Occupational health therapist

An occupational health therapist (OT) is a healthcare professional who helps people who have difficulties carrying out day-to-day activities because of a disability, illness, trauma, ageing, and a range of long-term conditions.
OTs work with people of all ages, from babies to older adults. They can help people with a wide range of conditions, including:

  • Physical disabilities, such as spinal cord injuries, stroke, and cerebral palsy
  • Learning disabilities, such as autism and dyslexia
  • Mental health conditions, such as depression and anxiety
  • Long-term conditions, such as arthritis, diabetes, and multiple sclerosis

OTs can help people to:

  • Live independently at home and in the community
  • Manage their condition and symptoms
  • Participate in work and education
  • Enjoy leisure activities and hobbies

OTs use a variety of approaches to help people, including:

  • Assessment: OTs will assess a person’s needs and strengths to identify the areas where they need help.
  • Intervention: OTs will develop a plan of intervention to help people achieve their goals. This may involve teaching people new skills, providing adaptive equipment, or modifying the environment.
  • Education: OTs can educate people about their condition and how to manage it. They can also provide advice and support to families and caregivers.

Case study example:

A man named John had a stroke, which left him with hemiplegia, meaning that he was unable to use the right side of his body. John was referred to an OT who helped him to regain some of his mobility and to learn how to live with his disability.
The OT worked with John to develop a plan of intervention, which included the following:

  • Physiotherapy exercises to help John regain his strength and range of motion
  • Occupational therapy exercises to help John learn how to perform everyday activities, such as dressing and washing
  • Provision of adaptive equipment, such as a grabber and a wheelchair
  • Modification of John’s home environment to make it safer and more accessible

As a result of the OT’s intervention, John was able to return to his home and live independently. He was also able to resume some of his hobbies, such as gardening and playing chess.
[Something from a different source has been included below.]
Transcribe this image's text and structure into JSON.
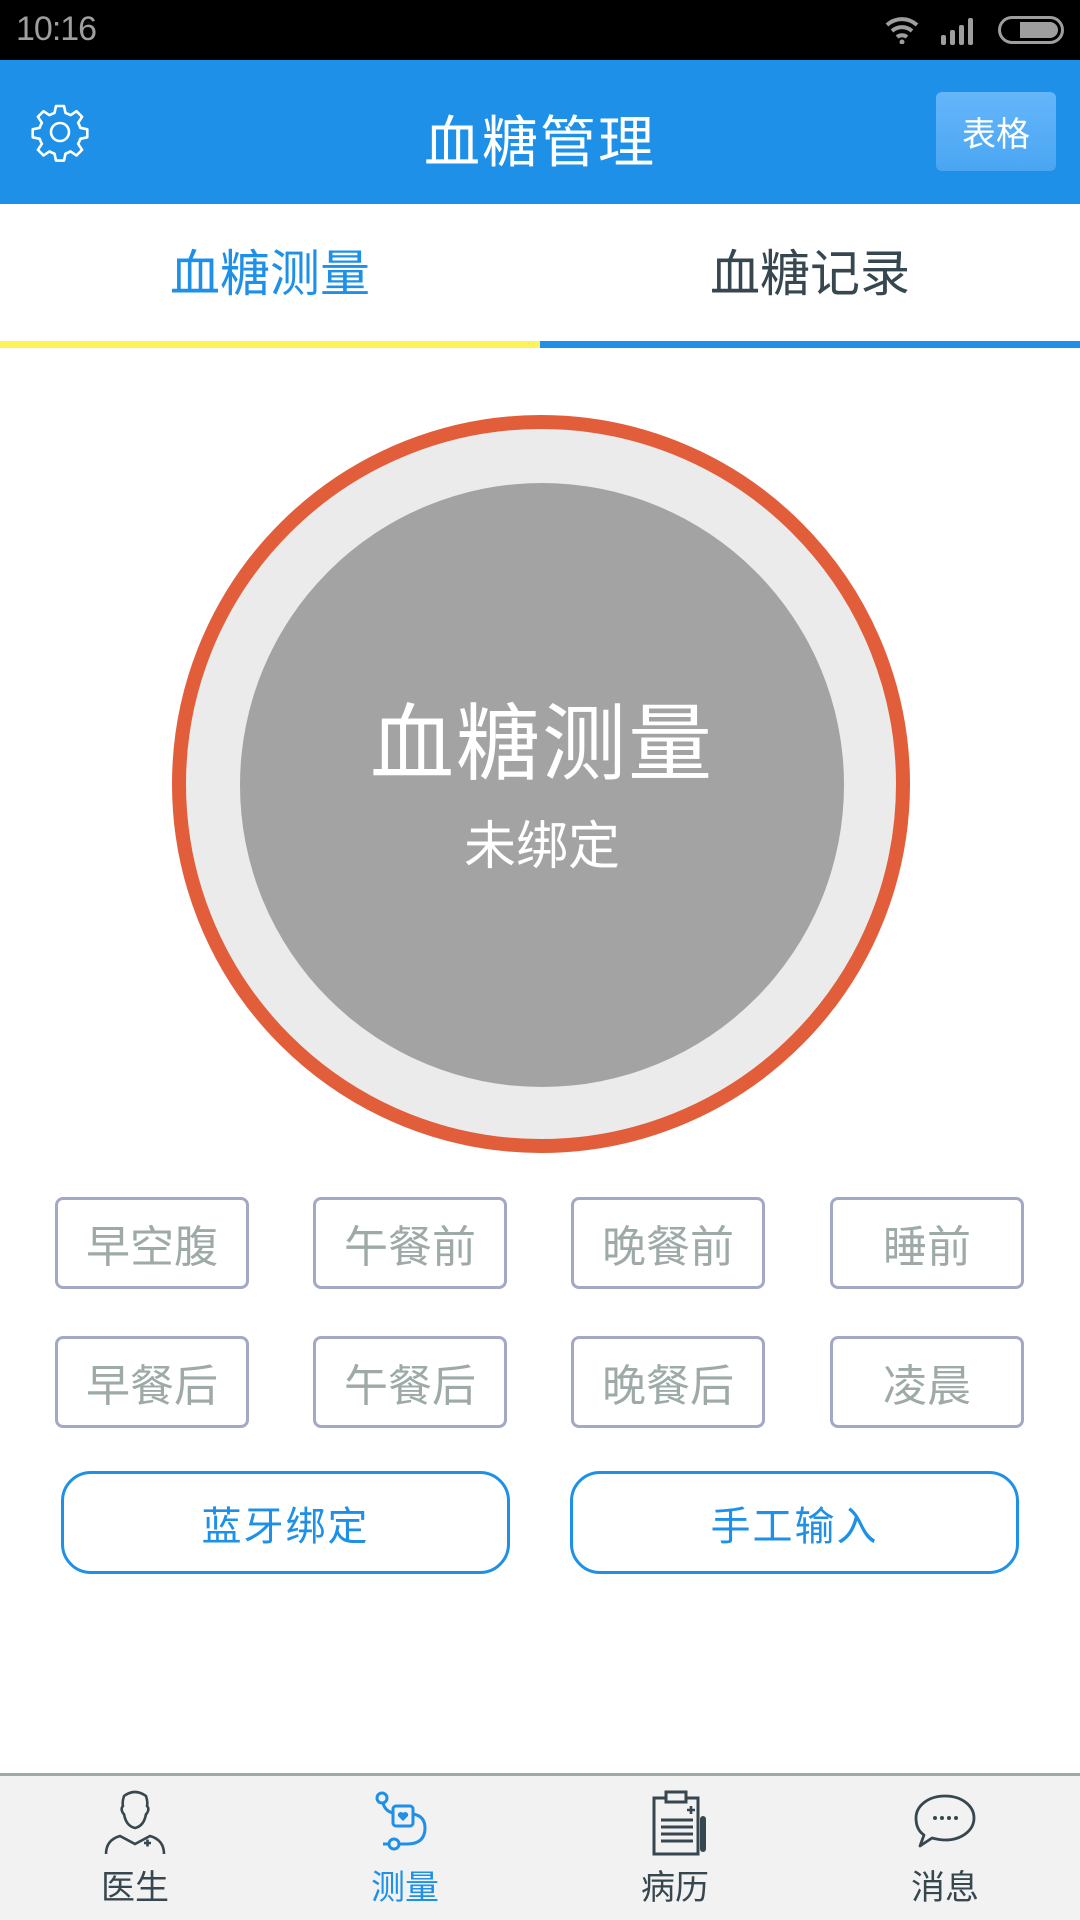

Speak to an Occupational Health professional today.

Article fact-checked and approved by Dr. Amun Kalia and Dr Deryk Waller